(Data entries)

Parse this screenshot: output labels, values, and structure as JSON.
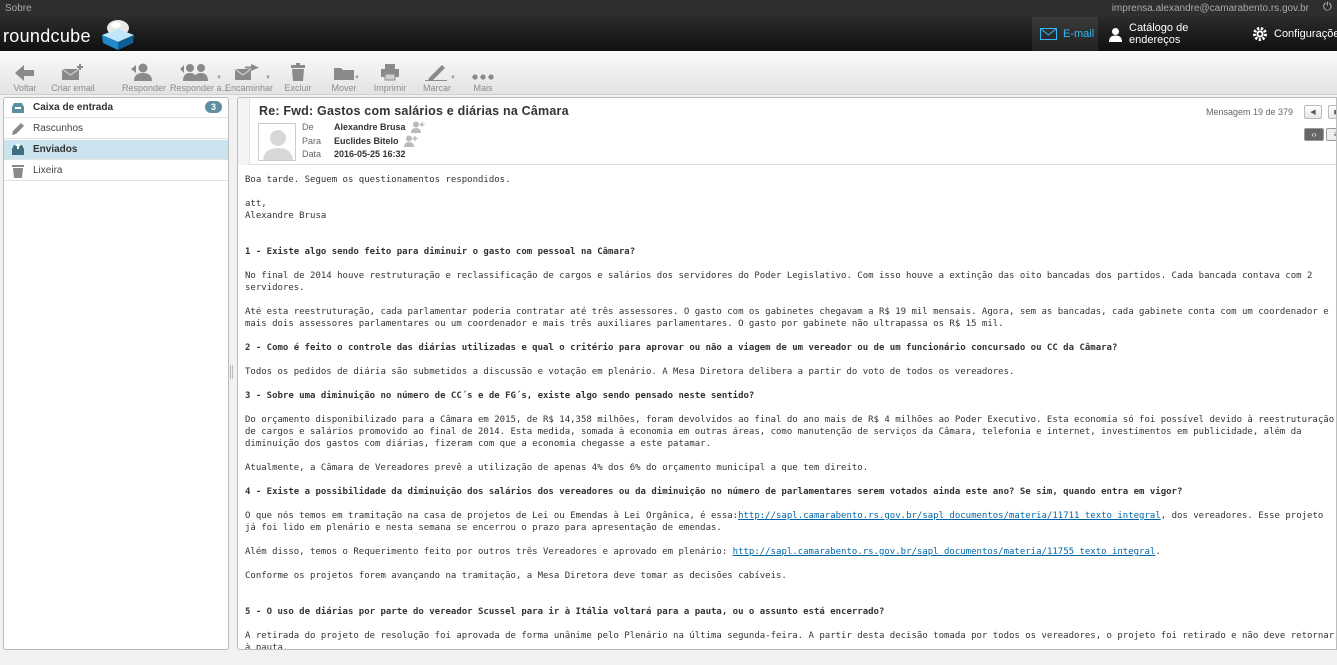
{
  "topbar": {
    "about": "Sobre",
    "user_email": "imprensa.alexandre@camarabento.rs.gov.br"
  },
  "logo": {
    "text": "roundcube"
  },
  "tasks": [
    {
      "label": "E-mail",
      "icon": "envelope-icon",
      "active": true
    },
    {
      "label": "Catálogo de endereços",
      "icon": "person-icon"
    },
    {
      "label": "Configurações",
      "icon": "gear-icon"
    }
  ],
  "toolbar": {
    "back": "Voltar",
    "compose": "Criar email",
    "reply": "Responder",
    "reply_all": "Responder a...",
    "forward": "Encaminhar",
    "delete": "Excluir",
    "move": "Mover",
    "print": "Imprimir",
    "mark": "Marcar",
    "more": "Mais"
  },
  "folders": [
    {
      "name": "Caixa de entrada",
      "unread": "3",
      "icon": "inbox-icon",
      "bold": true
    },
    {
      "name": "Rascunhos",
      "icon": "pencil-icon"
    },
    {
      "name": "Enviados",
      "icon": "sent-icon",
      "bold": true,
      "selected": true
    },
    {
      "name": "Lixeira",
      "icon": "trash-icon"
    }
  ],
  "message": {
    "subject": "Re: Fwd: Gastos com salários e diárias na Câmara",
    "from_label": "De",
    "from": "Alexandre Brusa",
    "to_label": "Para",
    "to": "Euclides Bitelo",
    "date_label": "Data",
    "date": "2016-05-25 16:32",
    "counter": "Mensagem 19 de 379",
    "body": {
      "greeting": "Boa tarde. Seguem os questionamentos respondidos.",
      "signoff1": "att,",
      "signoff2": "Alexandre Brusa",
      "q1": "1 - Existe algo sendo feito para diminuir o gasto com pessoal na Câmara?",
      "a1p1": "No final de 2014 houve restruturação e reclassificação de cargos e salários dos servidores do Poder Legislativo. Com isso houve a extinção das oito bancadas dos partidos. Cada bancada contava com 2 servidores.",
      "a1p2": "Até esta reestruturação, cada parlamentar poderia contratar até três assessores. O gasto com os gabinetes chegavam a R$ 19 mil mensais. Agora, sem as bancadas, cada gabinete conta com um coordenador e mais dois assessores parlamentares ou um coordenador e mais três auxiliares parlamentares. O gasto por gabinete não ultrapassa os R$ 15 mil.",
      "q2": "2 - Como é feito o controle das diárias utilizadas e qual o critério para aprovar ou não a viagem de um vereador ou de um funcionário concursado ou CC da Câmara?",
      "a2": "Todos os pedidos de diária são submetidos a discussão e votação em plenário. A Mesa Diretora delibera a partir do voto de todos os vereadores.",
      "q3": "3 - Sobre uma diminuição no número de CC´s e de FG´s, existe algo sendo pensado neste sentido?",
      "a3p1": "Do orçamento disponibilizado para a Câmara em 2015, de R$ 14,358 milhões, foram devolvidos ao final do ano mais de R$ 4 milhões ao Poder Executivo. Esta economia só foi possível devido à reestruturação de cargos e salários promovido ao final de 2014. Esta medida, somada à economia em outras áreas, como manutenção de serviços da Câmara, telefonia e internet, investimentos em publicidade, além da diminuição dos gastos com diárias, fizeram com que a economia chegasse a este patamar.",
      "a3p2": "Atualmente, a Câmara de Vereadores prevê a utilização de apenas 4% dos 6% do orçamento municipal a que tem direito.",
      "q4": "4 - Existe a possibilidade da diminuição dos salários dos vereadores ou da diminuição no número de parlamentares serem votados ainda este ano? Se sim, quando entra em vigor?",
      "a4p1_pre": "O que nós temos em tramitação na casa de projetos de Lei ou Emendas à Lei Orgânica, é essa:",
      "a4p1_link": "http://sapl.camarabento.rs.gov.br/sapl_documentos/materia/11711_texto_integral",
      "a4p1_post": ", dos vereadores. Esse projeto já foi lido em plenário e nesta semana se encerrou o prazo para apresentação de emendas.",
      "a4p2_pre": "Além disso, temos o Requerimento feito por outros três Vereadores e aprovado em plenário: ",
      "a4p2_link": "http://sapl.camarabento.rs.gov.br/sapl_documentos/materia/11755_texto_integral",
      "a4p2_post": ".",
      "a4p3": "Conforme os projetos forem avançando na tramitação, a Mesa Diretora deve tomar as decisões cabíveis.",
      "q5": "5 - O uso de diárias por parte do vereador Scussel para ir à Itália voltará para a pauta, ou o assunto está encerrado?",
      "a5": "A retirada do projeto de resolução foi aprovada de forma unânime pelo Plenário na última segunda-feira. A partir desta decisão tomada por todos os vereadores, o projeto foi retirado e não deve retornar à pauta."
    }
  }
}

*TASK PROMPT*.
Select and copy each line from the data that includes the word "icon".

*REPLY TO THE TASK*.
      "icon": "envelope-icon",
      "icon": "person-icon"
      "icon": "gear-icon"
      "icon": "inbox-icon",
      "icon": "pencil-icon"
      "icon": "sent-icon",
      "icon": "trash-icon"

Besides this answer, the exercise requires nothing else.